Transdifferentiation of B cell lymphoma of germinal center cell origin to histiocytic sarcoma has recently been described but is a rare occurrence. The cause for loss of B cell differentiation in these lymphomas is unknown. We investigated whether somatic hypermutation of the PAX-5 gene, a transcription factor that is important for maintaining B cell identity and is frequently mutated in B cell lymphomas of germinal center cell origin, might be a cause for loss of PAX-5 expression and thus B cell phenotype. However, no somatic hypermutation of the PAX-5 gene was detected in the two cases we studied. The molecular basis for transdifferentiation of B cell lymphoma to histiocytic sarcoma remains therefore unresolved.
doi:10.1007/s12308-009-0031-2
PMCID: PMC2766441  PMID: 19669194
PAX-5; B-cell; Lymphoma; Histiocytic sarcoma; Transdifferentiation
9.  Primary chronic cold agglutinin disease: An update on pathogenesis, clinical features and therapy 
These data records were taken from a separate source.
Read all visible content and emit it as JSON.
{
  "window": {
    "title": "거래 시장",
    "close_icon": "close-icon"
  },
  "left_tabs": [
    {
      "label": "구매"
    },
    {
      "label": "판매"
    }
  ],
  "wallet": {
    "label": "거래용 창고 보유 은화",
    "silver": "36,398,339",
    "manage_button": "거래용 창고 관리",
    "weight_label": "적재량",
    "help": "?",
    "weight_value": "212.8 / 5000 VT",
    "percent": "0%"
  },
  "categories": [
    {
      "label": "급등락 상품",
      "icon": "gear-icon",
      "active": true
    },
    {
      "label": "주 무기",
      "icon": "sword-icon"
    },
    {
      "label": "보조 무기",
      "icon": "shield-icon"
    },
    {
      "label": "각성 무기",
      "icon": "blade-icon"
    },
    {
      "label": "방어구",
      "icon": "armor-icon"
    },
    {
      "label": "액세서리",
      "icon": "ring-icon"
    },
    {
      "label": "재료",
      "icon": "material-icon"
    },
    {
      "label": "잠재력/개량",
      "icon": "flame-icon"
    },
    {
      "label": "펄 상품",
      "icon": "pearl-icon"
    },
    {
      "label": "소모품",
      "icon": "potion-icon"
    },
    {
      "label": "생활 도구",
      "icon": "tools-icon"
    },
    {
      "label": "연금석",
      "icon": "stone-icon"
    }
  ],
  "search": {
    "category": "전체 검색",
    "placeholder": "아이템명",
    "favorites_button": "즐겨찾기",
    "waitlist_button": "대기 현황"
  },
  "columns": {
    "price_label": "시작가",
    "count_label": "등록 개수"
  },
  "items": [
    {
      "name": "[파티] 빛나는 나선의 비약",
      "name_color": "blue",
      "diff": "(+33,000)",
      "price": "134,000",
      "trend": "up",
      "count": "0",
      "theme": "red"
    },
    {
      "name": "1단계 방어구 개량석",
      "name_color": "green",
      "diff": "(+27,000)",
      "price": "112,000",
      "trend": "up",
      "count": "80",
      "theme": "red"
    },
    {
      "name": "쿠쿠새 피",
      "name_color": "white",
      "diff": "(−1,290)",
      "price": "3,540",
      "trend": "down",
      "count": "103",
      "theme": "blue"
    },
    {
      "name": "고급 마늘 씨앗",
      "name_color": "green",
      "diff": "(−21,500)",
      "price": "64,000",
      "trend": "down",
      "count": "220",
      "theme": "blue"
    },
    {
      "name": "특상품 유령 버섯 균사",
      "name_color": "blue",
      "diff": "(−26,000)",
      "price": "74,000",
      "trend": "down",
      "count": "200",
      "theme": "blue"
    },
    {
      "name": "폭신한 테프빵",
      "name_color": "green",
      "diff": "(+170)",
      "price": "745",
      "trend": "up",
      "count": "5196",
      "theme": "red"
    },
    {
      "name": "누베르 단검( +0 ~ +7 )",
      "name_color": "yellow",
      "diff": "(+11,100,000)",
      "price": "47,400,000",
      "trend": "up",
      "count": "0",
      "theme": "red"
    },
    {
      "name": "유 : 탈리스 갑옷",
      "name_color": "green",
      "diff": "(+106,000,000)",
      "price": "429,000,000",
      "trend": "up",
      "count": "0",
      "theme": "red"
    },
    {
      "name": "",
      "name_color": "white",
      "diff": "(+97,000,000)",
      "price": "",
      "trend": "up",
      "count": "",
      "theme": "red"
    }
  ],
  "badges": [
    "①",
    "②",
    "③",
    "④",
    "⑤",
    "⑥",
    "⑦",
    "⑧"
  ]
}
Chronic cold agglutinin disease (CAD) is a subgroup of autoimmune hemolytic anemia. Primary CAD has traditionally been defined by the absence of any underlying or associated disease. The results of therapy with corticosteroids, alkylating agents and interferon-a have been poor. Cold reactive immunoglobulins against erythrocyte surface antigens are essential to pathogenesis of CAD. These cold agglutinins are monoclonal, usually IgMκ auto antibodies with heavy chain variable regions encoded by the VH4-34 gene segment. By flowcytometric and immunohistochemical assessments, a monoclonal CD20+κ+B-lymphocyte population has been demonstrated in the bone marrow of 90% of the patients, and lymphoplasmacytic lymphoma is a frequent finding. Novel attempts at treatment for primary CAD have mostly been directed against the clonal B-lymphocytes. Phase 2 studies have shown that therapy with the chimeric anti-CD20 antibody rituximab produced partial response rates of more than 50% and occasional complete responses. Median response duration, however, was only 11 months. In this review, we discuss the clinical and pathogenetic features of primary CAD, emphasizing the more recent data on its close association with clonal lymphoproliferative bone marrow disorders and implications for therapy. We also review the management and outline some perspectives on new therapy modalities.
doi:10.1080/10245330701445392
PMCID: PMC2409172  PMID: 17891600
B-lymphocytes; cold agglutinin disease; fludarabine; hemolytic anemia; lymphoproliferative; rituximab

Results 1-9 (9)